[Start of Attachment]
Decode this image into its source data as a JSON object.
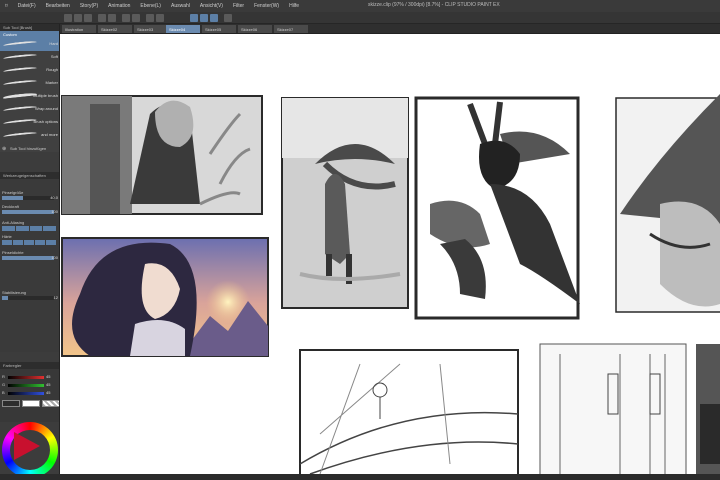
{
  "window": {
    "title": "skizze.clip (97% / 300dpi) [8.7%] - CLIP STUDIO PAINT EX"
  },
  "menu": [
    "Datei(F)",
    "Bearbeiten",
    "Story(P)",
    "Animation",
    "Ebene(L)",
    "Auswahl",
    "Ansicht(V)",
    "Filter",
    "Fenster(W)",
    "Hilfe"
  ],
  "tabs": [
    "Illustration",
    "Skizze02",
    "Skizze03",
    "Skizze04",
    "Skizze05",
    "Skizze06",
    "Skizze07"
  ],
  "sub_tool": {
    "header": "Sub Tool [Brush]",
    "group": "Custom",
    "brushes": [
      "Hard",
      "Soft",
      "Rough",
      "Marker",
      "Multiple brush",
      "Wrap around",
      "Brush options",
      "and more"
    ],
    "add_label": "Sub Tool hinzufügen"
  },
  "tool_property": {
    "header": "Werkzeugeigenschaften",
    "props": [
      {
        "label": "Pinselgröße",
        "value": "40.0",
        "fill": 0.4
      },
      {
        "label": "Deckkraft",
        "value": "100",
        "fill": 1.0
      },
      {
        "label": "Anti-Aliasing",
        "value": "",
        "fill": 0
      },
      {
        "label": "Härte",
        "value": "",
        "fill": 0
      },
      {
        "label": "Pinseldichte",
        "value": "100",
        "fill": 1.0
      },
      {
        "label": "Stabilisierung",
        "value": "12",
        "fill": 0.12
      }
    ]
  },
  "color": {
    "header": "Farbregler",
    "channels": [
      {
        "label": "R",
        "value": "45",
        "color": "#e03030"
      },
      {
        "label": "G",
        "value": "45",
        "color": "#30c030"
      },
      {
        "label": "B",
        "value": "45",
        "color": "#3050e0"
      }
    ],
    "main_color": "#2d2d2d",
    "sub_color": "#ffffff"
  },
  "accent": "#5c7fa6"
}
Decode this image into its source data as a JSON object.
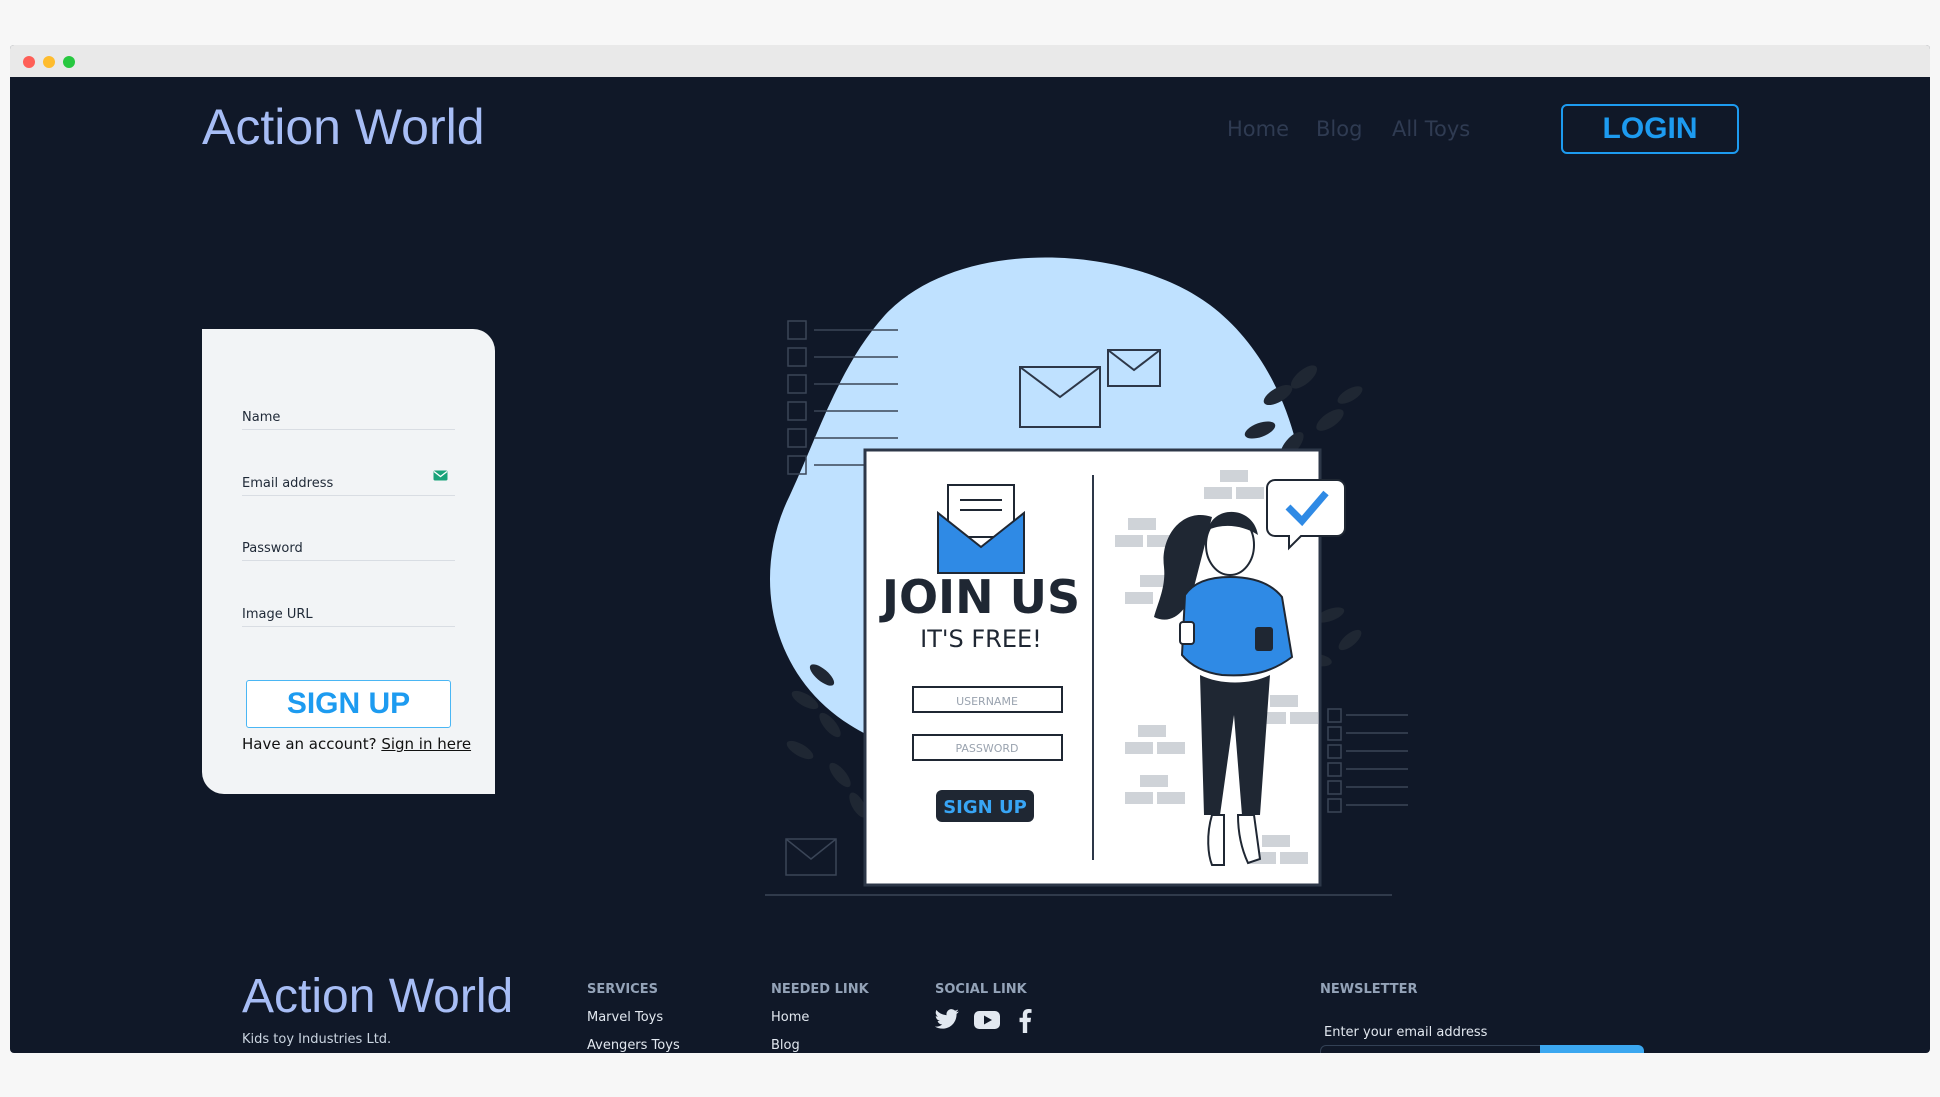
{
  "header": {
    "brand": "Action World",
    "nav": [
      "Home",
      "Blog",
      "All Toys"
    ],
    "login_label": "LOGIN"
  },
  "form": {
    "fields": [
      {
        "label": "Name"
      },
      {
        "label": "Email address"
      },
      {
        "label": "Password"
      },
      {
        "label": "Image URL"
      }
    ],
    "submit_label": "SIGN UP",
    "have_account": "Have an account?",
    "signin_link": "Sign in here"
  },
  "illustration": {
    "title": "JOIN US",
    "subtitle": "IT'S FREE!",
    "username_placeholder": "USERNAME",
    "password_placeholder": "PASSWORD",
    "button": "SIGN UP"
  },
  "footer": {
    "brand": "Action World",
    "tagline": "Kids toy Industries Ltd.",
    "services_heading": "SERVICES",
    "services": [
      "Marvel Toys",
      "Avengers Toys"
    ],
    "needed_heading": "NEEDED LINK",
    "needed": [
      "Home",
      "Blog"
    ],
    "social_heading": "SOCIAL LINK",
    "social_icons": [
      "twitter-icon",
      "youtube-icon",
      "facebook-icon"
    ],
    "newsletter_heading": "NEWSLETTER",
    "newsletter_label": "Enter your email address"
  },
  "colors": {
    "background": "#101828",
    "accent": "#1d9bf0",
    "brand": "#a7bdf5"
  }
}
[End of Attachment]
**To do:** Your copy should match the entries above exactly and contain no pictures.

**Expected answer:**
Decode this image into its source data as a JSON object.
{
  "window": {
    "title": "skizze.clip (97% / 300dpi) [8.7%] - CLIP STUDIO PAINT EX"
  },
  "menu": [
    "Datei(F)",
    "Bearbeiten",
    "Story(P)",
    "Animation",
    "Ebene(L)",
    "Auswahl",
    "Ansicht(V)",
    "Filter",
    "Fenster(W)",
    "Hilfe"
  ],
  "tabs": [
    "Illustration",
    "Skizze02",
    "Skizze03",
    "Skizze04",
    "Skizze05",
    "Skizze06",
    "Skizze07"
  ],
  "sub_tool": {
    "header": "Sub Tool [Brush]",
    "group": "Custom",
    "brushes": [
      "Hard",
      "Soft",
      "Rough",
      "Marker",
      "Multiple brush",
      "Wrap around",
      "Brush options",
      "and more"
    ],
    "add_label": "Sub Tool hinzufügen"
  },
  "tool_property": {
    "header": "Werkzeugeigenschaften",
    "props": [
      {
        "label": "Pinselgröße",
        "value": "40.0",
        "fill": 0.4
      },
      {
        "label": "Deckkraft",
        "value": "100",
        "fill": 1.0
      },
      {
        "label": "Anti-Aliasing",
        "value": "",
        "fill": 0
      },
      {
        "label": "Härte",
        "value": "",
        "fill": 0
      },
      {
        "label": "Pinseldichte",
        "value": "100",
        "fill": 1.0
      },
      {
        "label": "Stabilisierung",
        "value": "12",
        "fill": 0.12
      }
    ]
  },
  "color": {
    "header": "Farbregler",
    "channels": [
      {
        "label": "R",
        "value": "45",
        "color": "#e03030"
      },
      {
        "label": "G",
        "value": "45",
        "color": "#30c030"
      },
      {
        "label": "B",
        "value": "45",
        "color": "#3050e0"
      }
    ],
    "main_color": "#2d2d2d",
    "sub_color": "#ffffff"
  },
  "accent": "#5c7fa6"
}
Decode this image into its source data as a JSON object.
{
  "header": {
    "brand": "Action World",
    "nav": [
      "Home",
      "Blog",
      "All Toys"
    ],
    "login_label": "LOGIN"
  },
  "form": {
    "fields": [
      {
        "label": "Name"
      },
      {
        "label": "Email address"
      },
      {
        "label": "Password"
      },
      {
        "label": "Image URL"
      }
    ],
    "submit_label": "SIGN UP",
    "have_account": "Have an account?",
    "signin_link": "Sign in here"
  },
  "illustration": {
    "title": "JOIN US",
    "subtitle": "IT'S FREE!",
    "username_placeholder": "USERNAME",
    "password_placeholder": "PASSWORD",
    "button": "SIGN UP"
  },
  "footer": {
    "brand": "Action World",
    "tagline": "Kids toy Industries Ltd.",
    "services_heading": "SERVICES",
    "services": [
      "Marvel Toys",
      "Avengers Toys"
    ],
    "needed_heading": "NEEDED LINK",
    "needed": [
      "Home",
      "Blog"
    ],
    "social_heading": "SOCIAL LINK",
    "social_icons": [
      "twitter-icon",
      "youtube-icon",
      "facebook-icon"
    ],
    "newsletter_heading": "NEWSLETTER",
    "newsletter_label": "Enter your email address"
  },
  "colors": {
    "background": "#101828",
    "accent": "#1d9bf0",
    "brand": "#a7bdf5"
  }
}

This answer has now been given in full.